|Cited Patent||Filing date||Publication date||Applicant||Title|
|US4235662||Jun 28, 1978||Nov 25, 1980||Sotec Corporation||Layer of crystalline silicon having (111) orientation on (111) surface of lithium aluminum|
|US5087478||Aug 1, 1989||Feb 11, 1992||Hughes Aircraft Company||Deposition method and apparatus using plasma discharge|
|US6624522||Mar 28, 2001||Sep 23, 2003||International Rectifier Corporation||Chip scale surface mounted device and process of manufacture|
|US6930397||Dec 20, 2002||Aug 16, 2005||International Rectifier Corporation||Surface mounted package with die bottom spaced from support board|
|US7285866||Jun 7, 2005||Oct 23, 2007||International Rectifier Corporation||Surface mounted package with die bottom spaced from support board|
|US7344945||Dec 22, 2004||Mar 18, 2008||Vishay-Siliconix||Method of manufacturing a drain side gate trench metal-oxide-semiconductor field effect transistor|
|US20010006831||Dec 14, 2000||Jul 5, 2001||Philips Corporation||Manufacture of semiconductor material and devices using that materia|
|US20030142513 *||Oct 1, 2002||Jul 31, 2003||Patrizio Vinciarelli||Factorized power architecture with point of load sine amplitude converters|
|US20040036124||Oct 15, 2002||Feb 26, 2004||Matrix Semiconductor, Inc.||Inverted staggered thin film transistor with salicided source/drain structures and method of making same|
|US20050062101 *||Aug 27, 2004||Mar 24, 2005||Akio Sugi||Semiconductor device|
|US20050194636||Jan 25, 2005||Sep 8, 2005||International Rectifier Corp.||Top drain MOSFET|
|US20070012996||Jun 7, 2006||Jan 18, 2007||Jae-Man Yoon||Vertical channel semiconductor devices and methods of manufacturing the same|
|US20080048174||Oct 2, 2007||Feb 28, 2008||Sadaka Mariam G||Semiconductor Device Including a Lateral Field-Effect Transistor and Schottky Diode|
|US20090224313||Mar 4, 2009||Sep 10, 2009||Burke Hugo R G||Semiconductor device having a gate contact on one surface electrically connected to a gate bus on an opposing surface|
|1||International Search Report dated Aug. 27, 2009 for PCT/US 09/04068. International Filing Date Jul. 14, 2009.|
|Citing Patent||Filing date||Publication date||Applicant||Title|
|US8629499 *||May 28, 2012||Jan 14, 2014||Maxim Integrated Products, Inc.||Vertical MOSFET device|
|US20120292691 *||May 28, 2012||Nov 22, 2012||Ahmad Ashrafzadeh||Vertical mosfet with through-body via for gate|
|U.S. Classification||257/341, 257/330, 257/621, 257/E29.262, 257/E29.257|

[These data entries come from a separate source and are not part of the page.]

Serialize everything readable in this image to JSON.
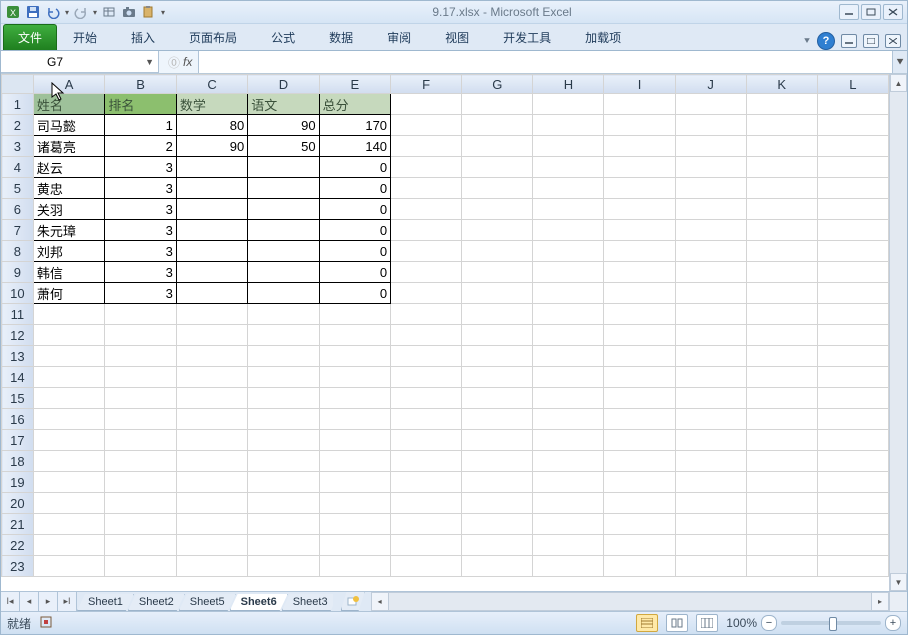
{
  "title": "9.17.xlsx - Microsoft Excel",
  "qat": [
    "excel-icon",
    "save-icon",
    "undo-icon",
    "redo-icon",
    "table-icon",
    "camera-icon",
    "paste-icon"
  ],
  "ribbon": {
    "file": "文件",
    "tabs": [
      "开始",
      "插入",
      "页面布局",
      "公式",
      "数据",
      "审阅",
      "视图",
      "开发工具",
      "加载项"
    ]
  },
  "namebox": "G7",
  "formula": "",
  "columns": [
    "A",
    "B",
    "C",
    "D",
    "E",
    "F",
    "G",
    "H",
    "I",
    "J",
    "K",
    "L"
  ],
  "row_count": 23,
  "headers": [
    "姓名",
    "排名",
    "数学",
    "语文",
    "总分"
  ],
  "data_rows": [
    {
      "name": "司马懿",
      "rank": "1",
      "math": "80",
      "chn": "90",
      "total": "170"
    },
    {
      "name": "诸葛亮",
      "rank": "2",
      "math": "90",
      "chn": "50",
      "total": "140"
    },
    {
      "name": "赵云",
      "rank": "3",
      "math": "",
      "chn": "",
      "total": "0"
    },
    {
      "name": "黄忠",
      "rank": "3",
      "math": "",
      "chn": "",
      "total": "0"
    },
    {
      "name": "关羽",
      "rank": "3",
      "math": "",
      "chn": "",
      "total": "0"
    },
    {
      "name": "朱元璋",
      "rank": "3",
      "math": "",
      "chn": "",
      "total": "0"
    },
    {
      "name": "刘邦",
      "rank": "3",
      "math": "",
      "chn": "",
      "total": "0"
    },
    {
      "name": "韩信",
      "rank": "3",
      "math": "",
      "chn": "",
      "total": "0"
    },
    {
      "name": "萧何",
      "rank": "3",
      "math": "",
      "chn": "",
      "total": "0"
    }
  ],
  "sheets": [
    "Sheet1",
    "Sheet2",
    "Sheet5",
    "Sheet6",
    "Sheet3"
  ],
  "active_sheet": 3,
  "status": {
    "ready": "就绪",
    "macro": "",
    "zoom": "100%"
  }
}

|Cooperative Classification||H01L2924/12042, H01L2924/1305, H01L2924/19042, H01L2924/19041, H01L2924/1306, H01L2924/16152, H01L2924/13055, H01L2924/13091, H01L2924/01033, H01L2924/10253, H01L2924/3025, H01L2924/01023, H01L2924/167, H01L2924/01029, H01L24/29, H01L2924/10329, H01L2924/0106, H01L2924/01005, H01L2924/01074, H01L24/40, H01L2924/3011, H01L25/072, H01L29/42372, H01L2924/01013, H01L23/481, H01L2224/73153, H01L2924/014, H01L2924/01006, H01L23/041, H01L2924/01047, H01L2924/078, H01L2924/1301, H01L29/7802, H01L2924/13062|

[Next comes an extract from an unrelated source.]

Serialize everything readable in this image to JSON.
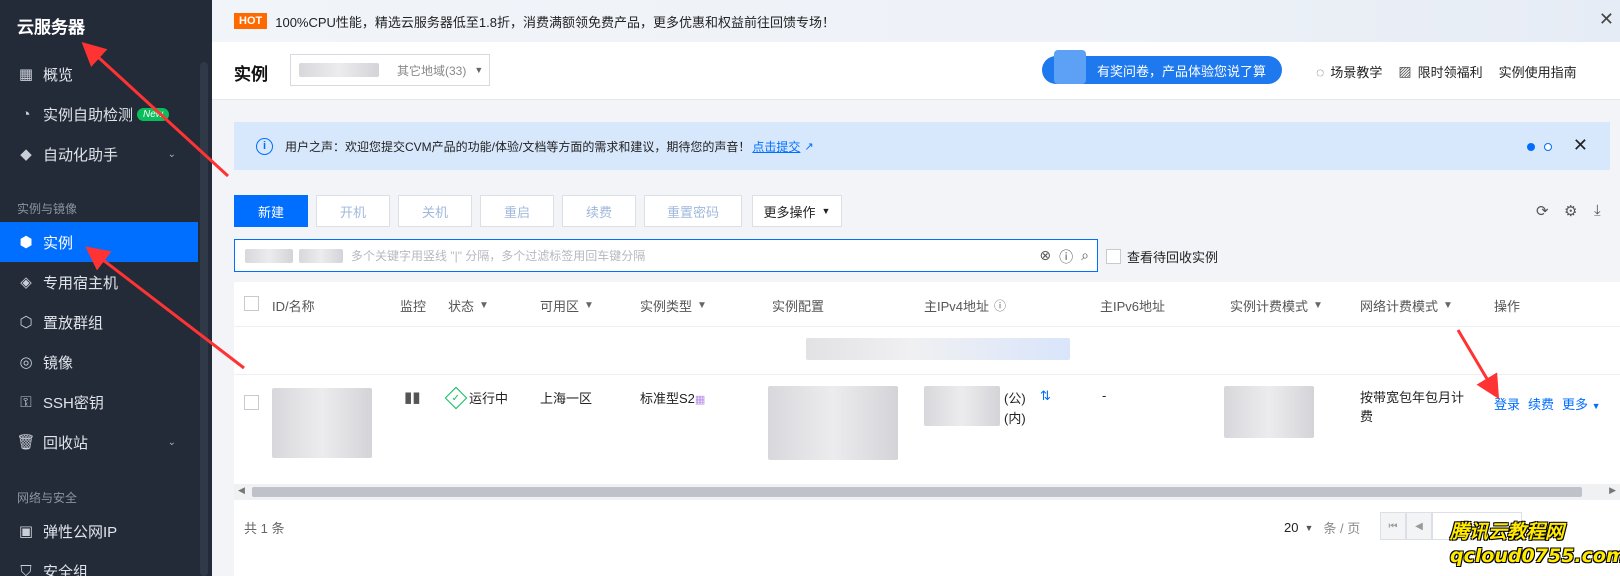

|European Classification||H01L29/423D2B7, H01L29/78B2, H01L23/48J, H01L24/40, H01L23/04B, H01L25/07N|
|Jun 17, 2011||AS||Assignment|
Owner name: MAXIM INTEGRATED PRODUCTS, INC., CALIFORNIA
Free format text: ASSIGNMENT OF ASSIGNORS INTEREST;ASSIGNOR:ASHRAFZADEH, AHMAD;REEL/FRAME:026455/0310
Effective date: 20081007
|Nov 30, 2015||FPAY||Fee payment|
Year of fee payment: 4